Males and females look alike, but immature birds browner, have a buff neck and throat, a pale breast streaked/mottled with brown, greyish-white legs and greyish or dull pinkish-purple facial skin and cere. The voice of this species is a low rattle.
Adults can be separated from the similar Southern Caracara by their less extensive and more spotty barring to the chest, more uniform blackish scapulars (shoulder feathers) (brownish and often lightly mottled/barred in Southern), and blackish lower back (pale with dark barring in Southern).
Individuals showing intermediate features are known from the small area of contact in north-central Brazil, but intergradation between the two species is generally limited.
Diet / Feeding
The Northern Caracara is an omnivorous scavenger, favoring carrion, but will also eat small mammals, amphibians, reptiles, fish, crabs, insects, earthworms, and young birds.
In addition to hunting its own food on the ground, the Northern Caracara will steal from other birds.
Northern Caracaras build large stick nests in trees such as mesquites and palms, cacti, or on the ground as a last resort. It lays 2 to 3 pinky-brown eggs with darker blotches, which are incubated for 28-32 days.
Though the Northern Caracaras of our time are not divided into subspecies as their variation is clinal, prehistoric subspecies are known. Due to the confused taxonomic history of the crested caracaras, their relationships to the modern birds are in need of restudy:
- Caracara cheriway grinnelli (La Brea Caracara: Late Pleistocene of California)
- Caracara cheriway prelutosus (Late Pleistocene of Mexico)
The former almost certainly represents birds which were the direct ancestors of the living population. The latter may actually be the ancestor of the Guadalupe Caracara.
The state of Florida in the United States is home to a relict population of Northern Caracaras that dates to the last glacial period, which ended around 12,500 BP. At that point in time, Florida and the rest of the Gulf Coast was covered in an oak savanna.
As temperatures increased, the savanna between Florida and Texas disappeared. Caracaras were able to survive in the prairies of central Florida as well as in the marshes along the St. Johns River. Cabbage Palmettos are a preferred nesting site, although they will also nest in Southern Live Oaks.
Their historical range on the modern-day Florida peninsula included Okeechobee, Osceola, Highlands, Glades, Polk, Indian River, St. Lucie, Hardee, Desoto, Brevard, Collier, and Martin counties.
They are currently most common in DeSoto, Glades, Hendry, Highlands, Okeechobee and Osceola counties. Loss of adequate habitat caused the Florida Caracara population to decline, and it was listed as threatened by the United States Fish and Wildlife Service in 1987.

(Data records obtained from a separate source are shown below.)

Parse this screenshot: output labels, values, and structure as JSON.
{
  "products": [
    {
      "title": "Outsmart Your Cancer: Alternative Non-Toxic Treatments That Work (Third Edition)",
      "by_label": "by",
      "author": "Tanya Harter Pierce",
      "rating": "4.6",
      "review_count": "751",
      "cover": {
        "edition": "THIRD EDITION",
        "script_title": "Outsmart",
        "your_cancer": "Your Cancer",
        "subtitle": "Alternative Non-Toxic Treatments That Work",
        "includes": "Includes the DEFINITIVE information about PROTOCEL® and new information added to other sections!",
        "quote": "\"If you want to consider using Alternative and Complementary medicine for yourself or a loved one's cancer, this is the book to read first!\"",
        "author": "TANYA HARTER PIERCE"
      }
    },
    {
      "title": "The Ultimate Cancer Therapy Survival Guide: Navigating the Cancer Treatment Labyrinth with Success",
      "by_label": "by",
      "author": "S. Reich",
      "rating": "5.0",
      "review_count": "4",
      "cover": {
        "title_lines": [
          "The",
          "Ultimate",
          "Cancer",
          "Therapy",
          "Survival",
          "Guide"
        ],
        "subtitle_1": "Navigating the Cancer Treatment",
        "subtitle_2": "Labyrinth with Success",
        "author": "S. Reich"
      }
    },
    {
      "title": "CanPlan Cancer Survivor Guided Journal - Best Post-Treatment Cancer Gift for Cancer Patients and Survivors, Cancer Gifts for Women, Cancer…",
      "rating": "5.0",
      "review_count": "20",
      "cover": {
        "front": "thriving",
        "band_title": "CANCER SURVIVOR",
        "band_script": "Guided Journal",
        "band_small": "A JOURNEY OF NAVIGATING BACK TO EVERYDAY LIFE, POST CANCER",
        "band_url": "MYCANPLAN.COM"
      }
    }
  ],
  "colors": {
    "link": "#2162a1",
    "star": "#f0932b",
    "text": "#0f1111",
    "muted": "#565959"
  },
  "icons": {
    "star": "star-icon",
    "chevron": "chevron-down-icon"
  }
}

Northern Caracara in Mexico
The Mexican ornithologist Rafael Martín del Campo proposed that the Northern Caracara was probably the sacred “eagle” depicted in several pre-Columbian Aztec codices as well as the Florentine Codex.
This imagery was adopted as a national symbol of Mexico, and is seen on the flag among other places. Since the paintings were interpreted as showing the Golden Eagle, it became the National Bird.